Arts and humanities research generates innovative ideas with real-world applications and commercial potential. One example of research that is realising this potential and contributing to economic growth is an AHRC-funded Knowledge Exchange project at the University of the West of England.
In this film we see how researchers at the Centre for Fine Print Research, Led by Professor Stephen Hoskins and his team, have developed new methods of creating ceramics using 3D printing technology and worked with Denby Potteries to test designs and develop prototype models in ceramics.
Through this method, ceramics are built up layer by layer using a specially-created -- and now patented - ceramic powder. They are then fired and glazed in the usual way. 'Printing' ceramics in this way means that highly intricate and complex ceramics can be created that would have been impossible to achieve traditional methods. This has opened up commercial potential through quicker manufacturing processes and new design options. Gary Hawley, Senior Designer at Denby, praised the partnership between his company and researchers, saying that the new process is "pushing the boundaries of what is possible".
The film concludes with Professor Hoskins' inspirational view of what the future for 3D print technology might look like. This includes the announcement of an exciting new AHRC-funded project which will see the Professor Hoskins and his team to undertaking a major investigation into a self-glazing 3D printed ceramic, inspired by ancient Egyptian Faience ceramic techniques.The process they aim to develop would enable ceramic artists, designers and craftspeople to print 3D objects in a ceramic material which can be glazed and vitrified in one firing.

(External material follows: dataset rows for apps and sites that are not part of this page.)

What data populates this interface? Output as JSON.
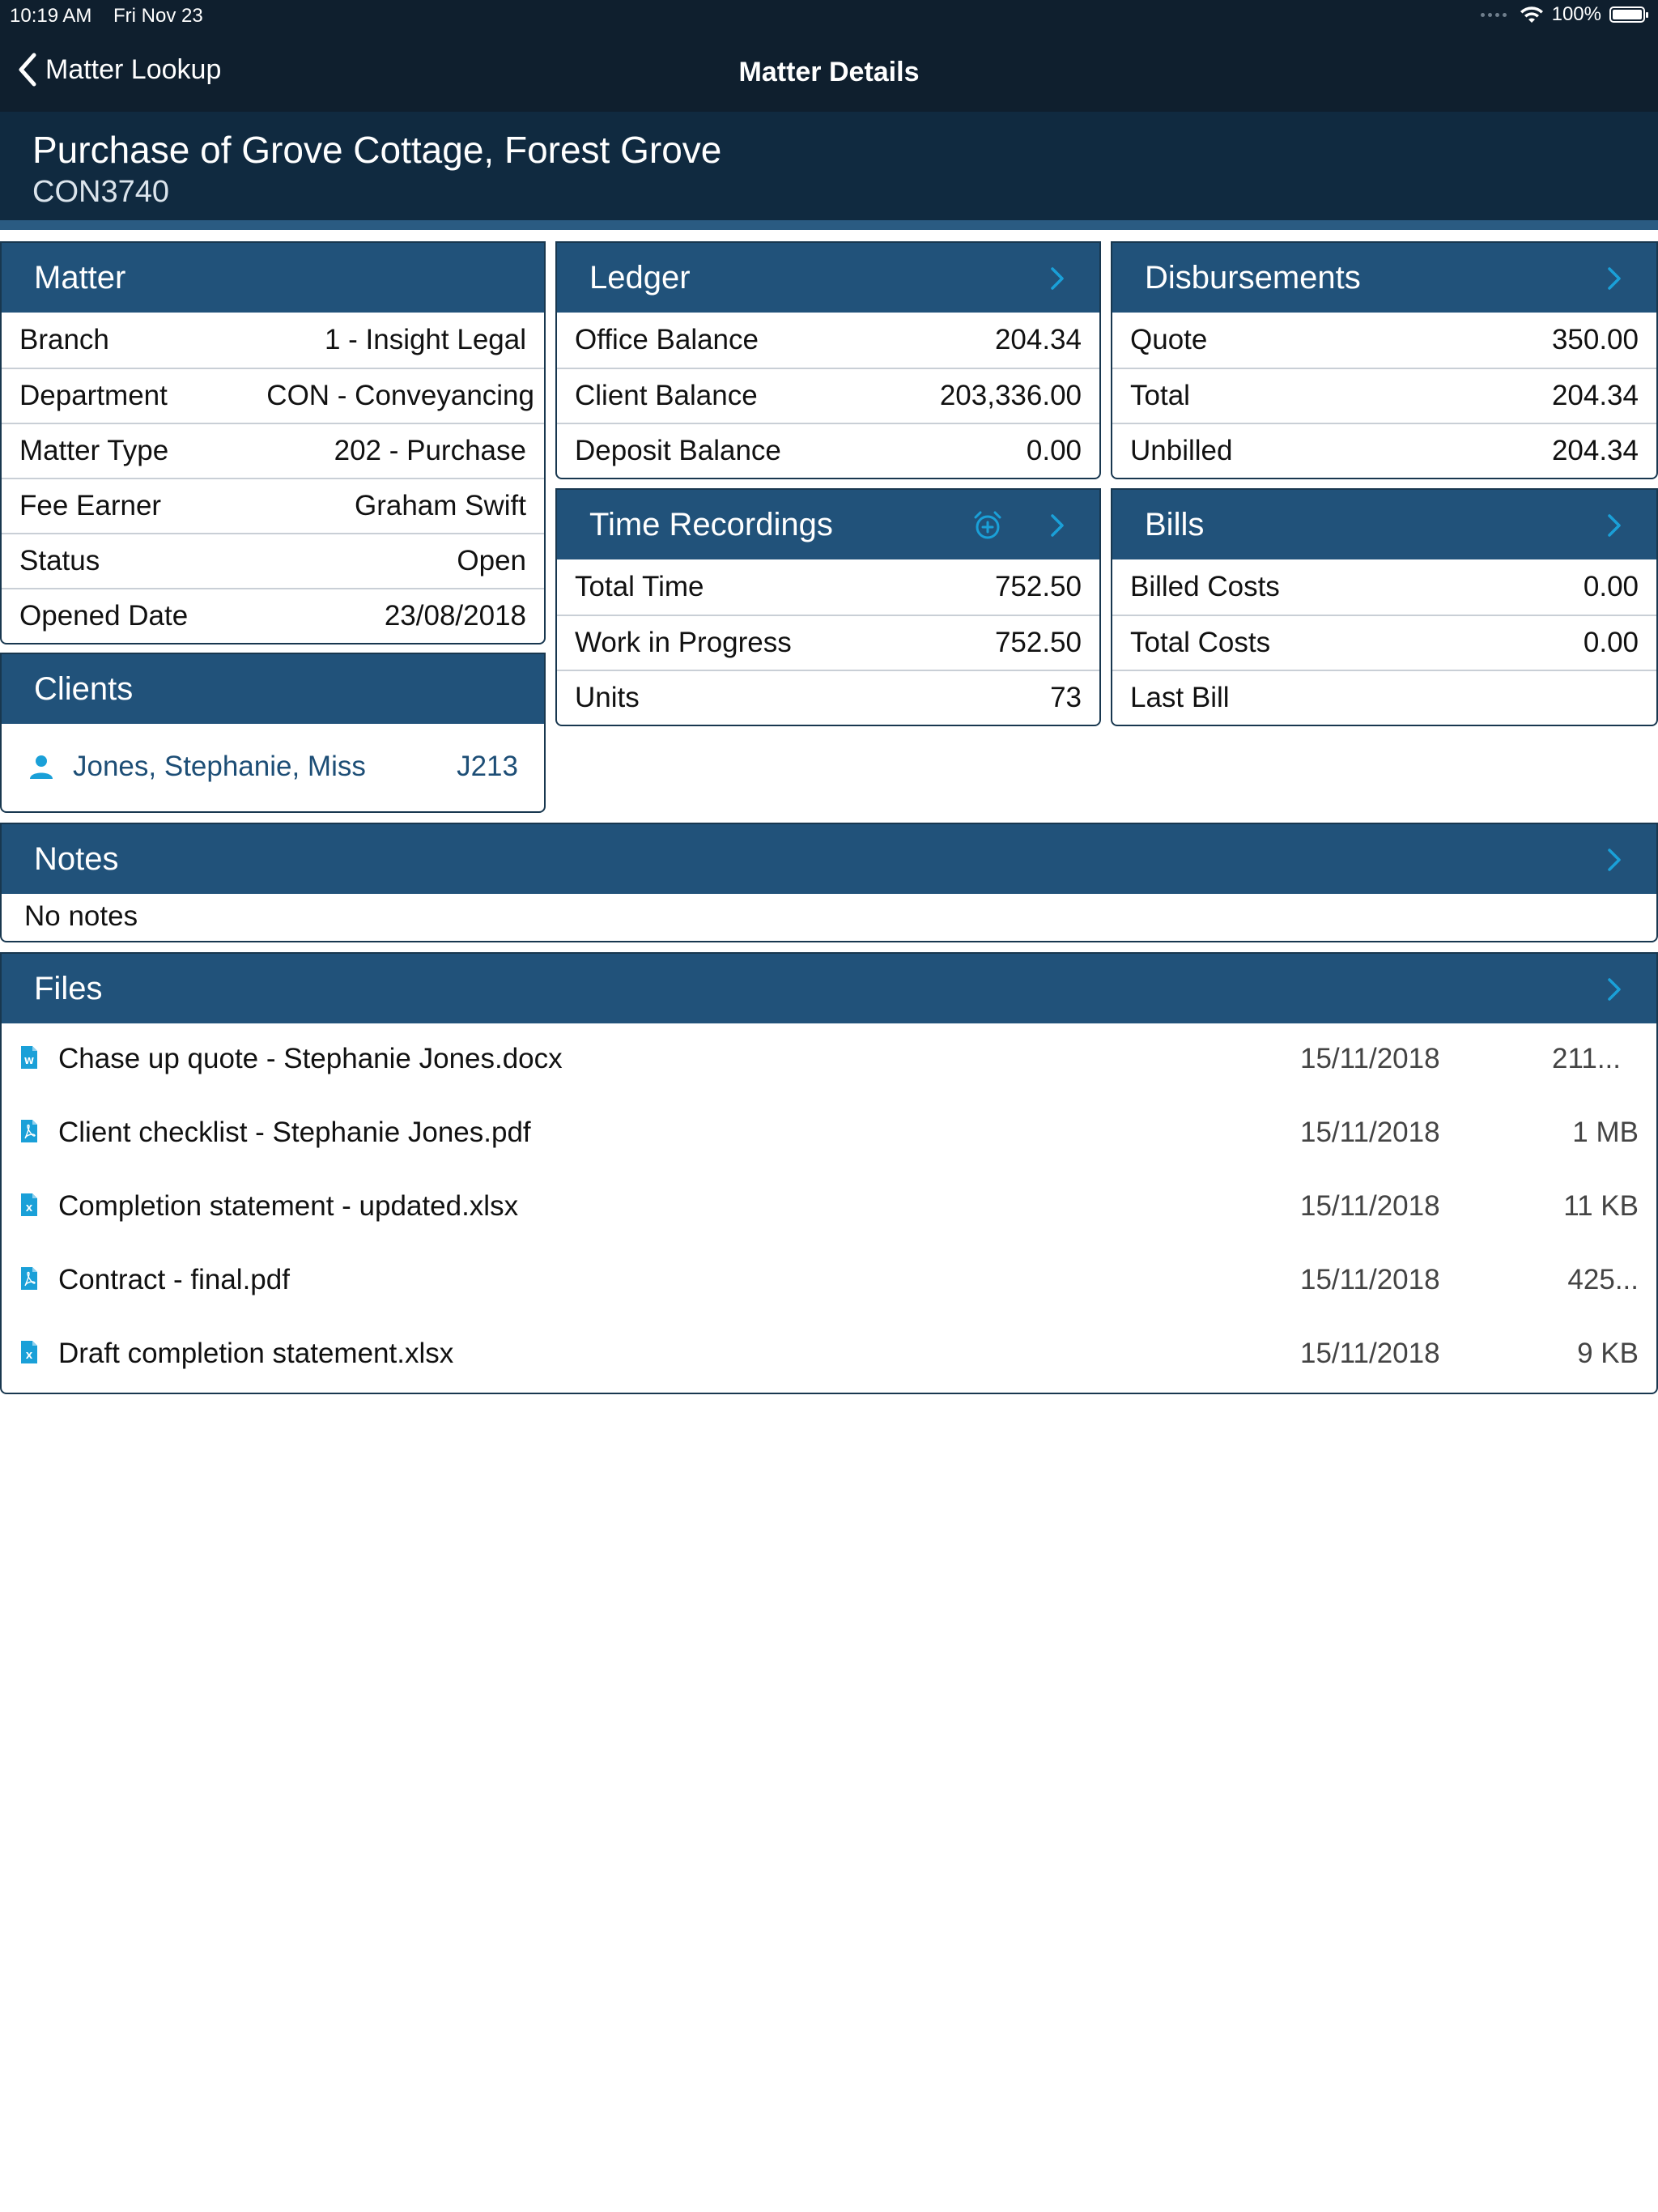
{
  "status_bar": {
    "time": "10:19 AM",
    "date": "Fri Nov 23",
    "battery": "100%"
  },
  "nav": {
    "back_label": "Matter Lookup",
    "title": "Matter Details"
  },
  "header": {
    "title": "Purchase of Grove Cottage, Forest Grove",
    "code": "CON3740"
  },
  "matter": {
    "title": "Matter",
    "rows": [
      {
        "label": "Branch",
        "value": "1 - Insight Legal"
      },
      {
        "label": "Department",
        "value": "CON - Conveyancing"
      },
      {
        "label": "Matter Type",
        "value": "202 - Purchase"
      },
      {
        "label": "Fee Earner",
        "value": "Graham Swift"
      },
      {
        "label": "Status",
        "value": "Open"
      },
      {
        "label": "Opened Date",
        "value": "23/08/2018"
      }
    ]
  },
  "ledger": {
    "title": "Ledger",
    "rows": [
      {
        "label": "Office Balance",
        "value": "204.34"
      },
      {
        "label": "Client Balance",
        "value": "203,336.00"
      },
      {
        "label": "Deposit Balance",
        "value": "0.00"
      }
    ]
  },
  "disbursements": {
    "title": "Disbursements",
    "rows": [
      {
        "label": "Quote",
        "value": "350.00"
      },
      {
        "label": "Total",
        "value": "204.34"
      },
      {
        "label": "Unbilled",
        "value": "204.34"
      }
    ]
  },
  "time_recordings": {
    "title": "Time Recordings",
    "rows": [
      {
        "label": "Total Time",
        "value": "752.50"
      },
      {
        "label": "Work in Progress",
        "value": "752.50"
      },
      {
        "label": "Units",
        "value": "73"
      }
    ]
  },
  "bills": {
    "title": "Bills",
    "rows": [
      {
        "label": "Billed Costs",
        "value": "0.00"
      },
      {
        "label": "Total Costs",
        "value": "0.00"
      },
      {
        "label": "Last Bill",
        "value": ""
      }
    ]
  },
  "clients": {
    "title": "Clients",
    "items": [
      {
        "name": "Jones, Stephanie, Miss",
        "id": "J213"
      }
    ]
  },
  "notes": {
    "title": "Notes",
    "text": "No notes"
  },
  "files": {
    "title": "Files",
    "items": [
      {
        "name": "Chase up quote - Stephanie Jones.docx",
        "date": "15/11/2018",
        "size": "211...",
        "icon": "word-file-icon"
      },
      {
        "name": "Client checklist - Stephanie Jones.pdf",
        "date": "15/11/2018",
        "size": "1 MB",
        "icon": "pdf-file-icon"
      },
      {
        "name": "Completion statement - updated.xlsx",
        "date": "15/11/2018",
        "size": "11 KB",
        "icon": "excel-file-icon"
      },
      {
        "name": "Contract - final.pdf",
        "date": "15/11/2018",
        "size": "425...",
        "icon": "pdf-file-icon"
      },
      {
        "name": "Draft completion statement.xlsx",
        "date": "15/11/2018",
        "size": "9 KB",
        "icon": "excel-file-icon"
      }
    ]
  },
  "colors": {
    "nav_bg": "#0f1f2e",
    "header_bg": "#102a40",
    "panel_head": "#21527a",
    "accent": "#1aa0d8"
  }
}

The team hopes to bring ancient tradition into the 21st century, joining together old and new hand-in-hand in a project that continues to push boundaries in this area of ceramic research.